0
Research Papers

Splitting Water and Carbon Dioxide via the Heterogeneous Oxidation of Zinc Vapor: Thermodynamic Considerations

[+] Author and Article Information
Luke J. Venstrom1

Department of Mechanical Engineering, University of Minnesota—Twin Cities, 111 Church Street Southeast, Minneapolis, MN 55455lvenstro@me.umn.edu

Jane H. Davidson

Department of Mechanical Engineering, University of Minnesota—Twin Cities, 111 Church Street Southeast, Minneapolis, MN 55455lvenstro@me.umn.edu

1

Corresponding author.

J. Sol. Energy Eng 133(1), 011017 (Feb 14, 2011) (8 pages) doi:10.1115/1.4003417 History: Received April 06, 2010; Revised December 21, 2010; Published February 14, 2011; Online February 14, 2011

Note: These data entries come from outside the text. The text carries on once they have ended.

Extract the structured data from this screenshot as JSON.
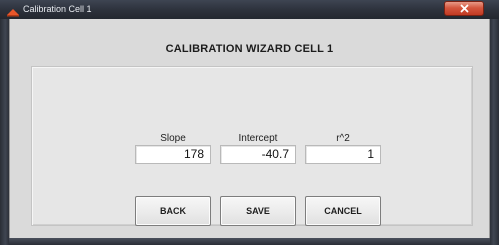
{
  "window": {
    "title": "Calibration Cell 1",
    "close_glyph": "✕"
  },
  "heading": "CALIBRATION WIZARD CELL 1",
  "fields": [
    {
      "label": "Slope",
      "value": "178"
    },
    {
      "label": "Intercept",
      "value": "-40.7"
    },
    {
      "label": "r^2",
      "value": "1"
    }
  ],
  "buttons": {
    "back": "BACK",
    "save": "SAVE",
    "cancel": "CANCEL"
  },
  "icons": {
    "app": "app-icon",
    "close": "close-icon"
  }
}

The heterogeneous oxidation of zinc vapor is proposed as a promising reaction path for the exothermic step in the two-step Zn/ZnO solar thermochemical water and carbon dioxide splitting cycles. This approach circumvents mass transfer limitations encountered in the oxidation of solid or liquid zinc, promising rapid hydrogen and carbon monoxide production rates concurrent with a complete conversion of zinc to zinc oxide. In this paper, a parametric thermodynamic analysis is presented to quantify the benefit of achieving a rapid and complete conversion of zinc via the heterogeneous oxidation of zinc vapor. The conversion of zinc in polydisperse aerosol reactors has been limited to 20% for reaction times on the order of a minute, resulting in a cycle efficiency of 6%. The benefit of completely converting zinc via the heterogeneous oxidation of zinc vapor is an increase in efficiency to 27% and 31% for water and carbon dioxide splitting, respectively. The cycle efficiency could be higher if heat recuperation is implemented.

FIGURES IN THIS ARTICLE
<>
Copyright © 2011 by American Society of Mechanical Engineers
Your Session has timed out. Please sign back in to continue.

References

Figures

Grahic Jump Location
Figure 1

Change in the enthalpy and Gibb’s free energy for the oxidation of zinc by (a) H2O and (b) CO2 with reacting species in their most stable physical states at 1 atm

Grahic Jump Location
Figure 2

Comparison of measured heterogeneous zinc vapor hydrolysis rates where H2O:Zn ratios varied between 10 and 60 with the empirical expression of Clarke and Fray (25) where H2O:Zn ratios were unity

Grahic Jump Location
Figure 3

Material flow (black arrows) and energy flow (gray arrows) in the two-step Zn/ZnO solar thermochemical cycle for water or carbon dioxide splitting. All material flows are assumed to be at 1 atm, and pumping work is neglected.

Grahic Jump Location
Figure 4

Impact of the oxidation reaction temperature on cycle efficiency for (a) water and (b) carbon dioxide splitting. Tsolar=2300 K, C=10,000, and α=β=1.

Grahic Jump Location
Figure 5

Temperature of ZnO flow and Zn+0.5O2 flows as they exchange energy with one another in a heat exchanger without heat transfer limitations in the case where there is no recombination of zinc and oxygen (β=1)

Grahic Jump Location
Figure 6

Temperature of the Zn/H2O (solid line) and Zn/CO2 (dashed line) reactant streams as energy is added to the streams in the case of complete conversion of zinc (α=1). At an oxidation temperature of 1185 K, 221 kJ is released when H2O is split and 188 kJ is released when CO2 is split.

Grahic Jump Location
Figure 7

Impact of zinc conversion on cycle efficiency for three oxidation temperatures and three zinc yields from the solar reactor quench in the (a) water and (b) carbon dioxide splitting cycles. Tsolar=2300 K, C=10,000, and no heat recuperation.

Tables

Errata

Discussions

Some tools below are only available to our subscribers or users with an online account.

Related Content

Customize your page view by dragging and repositioning the boxes below.

Related Journal Articles
Related eBook Content
Topic Collections

Sorry! You do not have access to this content. For assistance or to subscribe, please contact us:

  • TELEPHONE: 1-800-843-2763 (Toll-free in the USA)
  • EMAIL: asmedigitalcollection@asme.org
Sign In